» Action item
In the material below, find each line with the string "From" and copy it.

(Input material begins)

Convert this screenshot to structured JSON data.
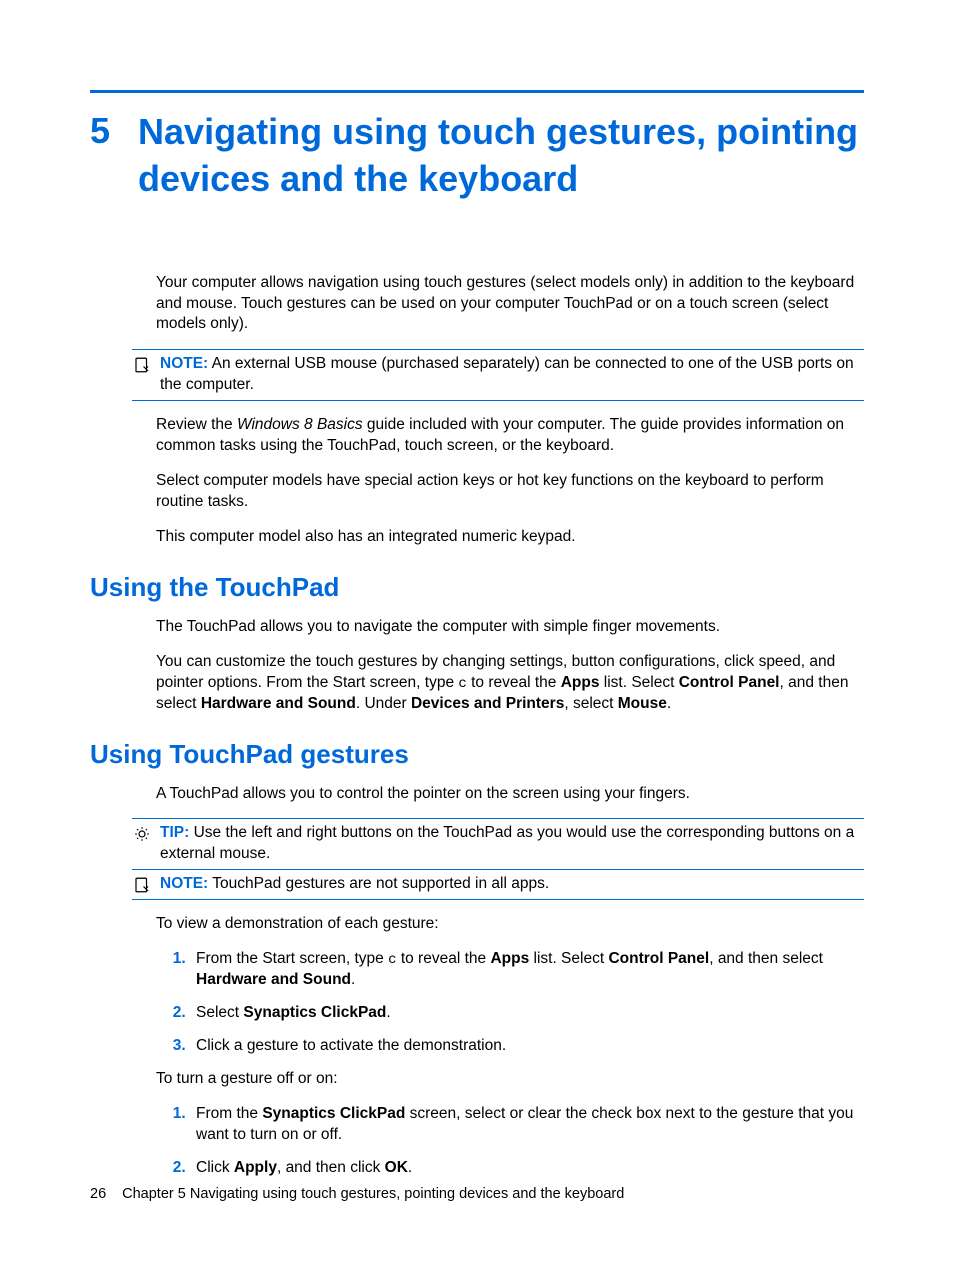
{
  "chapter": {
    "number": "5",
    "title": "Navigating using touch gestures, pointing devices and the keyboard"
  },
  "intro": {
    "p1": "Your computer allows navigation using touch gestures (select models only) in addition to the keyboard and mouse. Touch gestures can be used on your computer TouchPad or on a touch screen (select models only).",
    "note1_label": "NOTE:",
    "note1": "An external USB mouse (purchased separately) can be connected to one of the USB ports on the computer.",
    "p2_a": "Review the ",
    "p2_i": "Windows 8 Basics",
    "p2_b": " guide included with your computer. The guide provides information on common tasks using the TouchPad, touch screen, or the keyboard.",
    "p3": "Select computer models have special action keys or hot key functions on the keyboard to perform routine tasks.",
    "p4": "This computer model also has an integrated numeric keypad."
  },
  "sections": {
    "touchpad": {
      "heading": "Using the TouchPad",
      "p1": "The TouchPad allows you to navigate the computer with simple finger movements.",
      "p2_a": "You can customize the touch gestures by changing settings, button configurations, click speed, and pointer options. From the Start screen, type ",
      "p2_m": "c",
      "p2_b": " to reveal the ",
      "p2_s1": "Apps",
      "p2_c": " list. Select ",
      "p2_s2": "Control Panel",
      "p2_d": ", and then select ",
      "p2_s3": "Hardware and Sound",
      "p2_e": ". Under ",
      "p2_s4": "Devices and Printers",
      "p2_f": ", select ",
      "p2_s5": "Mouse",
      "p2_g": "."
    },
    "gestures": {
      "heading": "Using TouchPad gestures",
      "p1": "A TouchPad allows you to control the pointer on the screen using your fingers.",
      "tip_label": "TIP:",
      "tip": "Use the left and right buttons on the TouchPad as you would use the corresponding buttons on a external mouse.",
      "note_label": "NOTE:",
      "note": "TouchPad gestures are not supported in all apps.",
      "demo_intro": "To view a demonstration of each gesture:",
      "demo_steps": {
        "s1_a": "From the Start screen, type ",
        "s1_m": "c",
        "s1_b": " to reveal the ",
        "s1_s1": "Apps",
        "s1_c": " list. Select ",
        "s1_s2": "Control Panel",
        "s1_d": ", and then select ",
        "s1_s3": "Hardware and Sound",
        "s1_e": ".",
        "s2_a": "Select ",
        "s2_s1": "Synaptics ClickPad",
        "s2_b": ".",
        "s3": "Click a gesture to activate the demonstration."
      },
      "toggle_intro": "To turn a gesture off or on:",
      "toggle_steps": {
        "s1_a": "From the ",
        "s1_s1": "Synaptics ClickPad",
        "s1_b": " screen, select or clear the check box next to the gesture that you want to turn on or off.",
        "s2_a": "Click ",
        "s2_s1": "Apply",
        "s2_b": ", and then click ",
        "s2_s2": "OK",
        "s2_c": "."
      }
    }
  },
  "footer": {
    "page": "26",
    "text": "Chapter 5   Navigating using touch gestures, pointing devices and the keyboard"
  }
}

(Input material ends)

» Completed task
      "p2_a": "You can customize the touch gestures by changing settings, button configurations, click speed, and pointer options. From the Start screen, type ",
        "s1_a": "From the Start screen, type ",
        "s1_a": "From the ",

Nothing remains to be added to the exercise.